The “Rust Belt” city of Hamilton, Ohio, has become an emerging hub of innovation and revitalization. With creative vision, strategic planning, and community engagement, three downtown projects have reinvigorated the city’s central business district and set the stage for new economic development. As of May 2015, the projects’ collective $17.2 million investment has spurred an additional $15 million in investment in surrounding buildings, and the downtown occupancy rate has increased by 14 percent. The redevelopment has created a walkable, vibrant community in the historic neighborhood, with public transit connecting the area to the rest of the county.

Award winners were chosen based on their effectiveness in creating sustainable communities; fostering equitable development among public, private, and nonprofit stakeholders; and serving as national models for environmentally and economically sustainable development.

EPA created the National Award for Smart Growth Achievement in 2002 to highlight exceptional approaches to development that protect the environment and public health, encourage economic vitality, and enhance quality of life. To date, more than 900 communities have applied for the award. Sixty-two communities from 26 states have been selected for smart growth approaches that other states, tribes, cities, suburbs, and rural communities can use to create economically strong, environmentally responsible development. EPA’s Office of Sustainable Communities manages the awards program.

EPA hosted a ceremony on September 17 to recognize the winners.

More information on the winners, including pictures and videos:

Climate Change Storytelling Contest

Write your best climate change story and get an opportunity to join and cover COP21

While climate change is a global phenomenon, it is hitting the world’s poorest regions – and most marginalized communities – the hardest. These changing conditions are impacting human health, economic activity, and are threatening basic human rights including access to water and food security. Climate change is already affecting local communities in low and middle income countries but stories on the negative impacts as well as on the solutions that governments, communities and individuals are implementing often get lost in the global climate change debate.

UNDP story telling contest on climate change aims to contribute to raising public awareness on the negative impacts of climate change on people and communities as well as on the opportunities and solutions seen in actions by individuals and governments in vulnerable developing countries.

The contest provides young journalists in developing countries a unique opportunity to contribute to the global debate on climate change in the run-up to COP21, while building their capacity, and providing recognition for excellence. Authors of the top two stories will be funded to attend and cover COP21.

Target Group

We target journalists 35 years of age and under from developing countries vulnerable to the impact of climate change who:

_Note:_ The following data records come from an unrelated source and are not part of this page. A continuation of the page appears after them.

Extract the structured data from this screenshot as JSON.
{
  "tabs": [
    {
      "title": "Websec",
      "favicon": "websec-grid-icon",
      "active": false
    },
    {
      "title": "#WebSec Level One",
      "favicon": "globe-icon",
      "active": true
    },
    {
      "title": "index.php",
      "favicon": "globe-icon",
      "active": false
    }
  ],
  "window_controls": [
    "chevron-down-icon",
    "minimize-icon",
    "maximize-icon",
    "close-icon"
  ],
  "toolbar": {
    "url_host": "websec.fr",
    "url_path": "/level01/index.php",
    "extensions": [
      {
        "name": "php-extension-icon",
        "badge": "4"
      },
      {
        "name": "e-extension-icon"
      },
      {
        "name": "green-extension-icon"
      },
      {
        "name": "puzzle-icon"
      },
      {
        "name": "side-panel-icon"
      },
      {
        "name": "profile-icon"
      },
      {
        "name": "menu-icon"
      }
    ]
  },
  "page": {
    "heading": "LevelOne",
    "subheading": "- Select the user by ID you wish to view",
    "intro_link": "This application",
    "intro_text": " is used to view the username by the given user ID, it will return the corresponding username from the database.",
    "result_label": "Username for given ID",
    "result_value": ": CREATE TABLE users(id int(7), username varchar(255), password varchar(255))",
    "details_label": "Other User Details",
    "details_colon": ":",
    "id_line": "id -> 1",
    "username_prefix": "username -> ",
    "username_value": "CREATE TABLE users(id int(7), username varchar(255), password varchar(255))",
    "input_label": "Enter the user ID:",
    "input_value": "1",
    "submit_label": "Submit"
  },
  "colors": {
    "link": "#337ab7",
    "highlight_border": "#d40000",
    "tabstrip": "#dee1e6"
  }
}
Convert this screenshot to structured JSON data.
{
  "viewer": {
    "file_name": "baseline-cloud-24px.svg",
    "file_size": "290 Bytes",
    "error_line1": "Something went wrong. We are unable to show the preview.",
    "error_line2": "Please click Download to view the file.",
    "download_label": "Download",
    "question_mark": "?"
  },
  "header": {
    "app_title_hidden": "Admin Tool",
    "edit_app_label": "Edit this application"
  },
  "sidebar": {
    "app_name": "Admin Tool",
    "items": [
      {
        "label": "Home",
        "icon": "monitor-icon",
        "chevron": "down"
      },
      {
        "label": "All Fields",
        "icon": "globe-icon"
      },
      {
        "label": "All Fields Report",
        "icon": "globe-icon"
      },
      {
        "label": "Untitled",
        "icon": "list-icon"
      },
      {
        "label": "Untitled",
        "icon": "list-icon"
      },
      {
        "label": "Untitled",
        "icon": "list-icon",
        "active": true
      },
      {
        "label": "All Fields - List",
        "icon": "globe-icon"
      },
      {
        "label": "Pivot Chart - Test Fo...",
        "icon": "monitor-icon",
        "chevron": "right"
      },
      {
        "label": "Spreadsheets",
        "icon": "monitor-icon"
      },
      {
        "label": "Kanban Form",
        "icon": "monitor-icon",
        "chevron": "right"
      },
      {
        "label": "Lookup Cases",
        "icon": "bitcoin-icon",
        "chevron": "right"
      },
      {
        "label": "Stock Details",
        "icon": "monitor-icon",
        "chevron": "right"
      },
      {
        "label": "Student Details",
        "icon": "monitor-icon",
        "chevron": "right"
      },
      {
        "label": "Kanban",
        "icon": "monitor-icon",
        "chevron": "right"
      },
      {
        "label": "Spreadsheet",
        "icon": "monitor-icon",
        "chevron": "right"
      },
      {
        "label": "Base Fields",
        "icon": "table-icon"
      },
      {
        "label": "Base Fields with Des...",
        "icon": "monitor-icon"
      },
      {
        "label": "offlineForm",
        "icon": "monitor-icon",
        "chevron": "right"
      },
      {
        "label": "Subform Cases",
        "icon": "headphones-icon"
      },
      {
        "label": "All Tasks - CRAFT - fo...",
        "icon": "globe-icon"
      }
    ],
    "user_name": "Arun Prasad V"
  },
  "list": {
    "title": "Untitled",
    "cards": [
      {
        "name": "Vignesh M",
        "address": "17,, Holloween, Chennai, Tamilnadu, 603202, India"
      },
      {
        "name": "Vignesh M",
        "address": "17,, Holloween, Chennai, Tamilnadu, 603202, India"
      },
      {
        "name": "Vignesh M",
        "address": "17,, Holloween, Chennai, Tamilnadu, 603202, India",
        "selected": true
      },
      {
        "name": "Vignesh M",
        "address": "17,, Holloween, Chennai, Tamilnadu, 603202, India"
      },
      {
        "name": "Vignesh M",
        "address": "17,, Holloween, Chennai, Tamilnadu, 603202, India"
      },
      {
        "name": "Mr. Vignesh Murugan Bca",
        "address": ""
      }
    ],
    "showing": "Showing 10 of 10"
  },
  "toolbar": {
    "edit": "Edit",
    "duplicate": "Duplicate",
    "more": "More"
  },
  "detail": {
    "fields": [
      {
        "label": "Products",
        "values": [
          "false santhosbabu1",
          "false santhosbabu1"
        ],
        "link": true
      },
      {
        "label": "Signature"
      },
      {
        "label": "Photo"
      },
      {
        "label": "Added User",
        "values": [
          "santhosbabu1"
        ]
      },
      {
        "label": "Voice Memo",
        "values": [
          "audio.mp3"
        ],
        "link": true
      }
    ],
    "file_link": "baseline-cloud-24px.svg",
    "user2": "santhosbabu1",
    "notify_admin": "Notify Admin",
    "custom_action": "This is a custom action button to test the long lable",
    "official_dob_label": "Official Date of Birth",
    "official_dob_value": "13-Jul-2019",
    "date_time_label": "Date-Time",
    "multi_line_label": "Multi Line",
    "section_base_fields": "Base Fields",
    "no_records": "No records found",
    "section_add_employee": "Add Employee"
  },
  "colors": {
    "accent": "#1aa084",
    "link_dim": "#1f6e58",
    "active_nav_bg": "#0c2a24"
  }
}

  • Are already engaged in public writing through an official media outlet
  • Have a strong interest in reporting on climate change as a contribution ­– locally and internationally – towards greater public awareness on this critical global topic
  • Are eager to seize an opportunity to build their journalistic capacity and contribute to COP21

Timeline of the Campaign

The contest was launched on August 27th. The deadline to submit an entry is October 11th 2015, with early submission encouraged. Following selection, different stories will be published every day from 2nd to 29th November. The two winning journalists will cover the climate conference in Paris.


Stories, once screened, scored and published on UNDP’s website, will be disseminated through partners’ channels to ensure maximum outreach and exposure. A common hashtag – #Voices2Paris – will facilitate social media integration by all partners, helping to amplify the dissemination. All materials are creative commons, encouraging further media outlets and people everywhere to make maximum use of the stories told and photos gathered.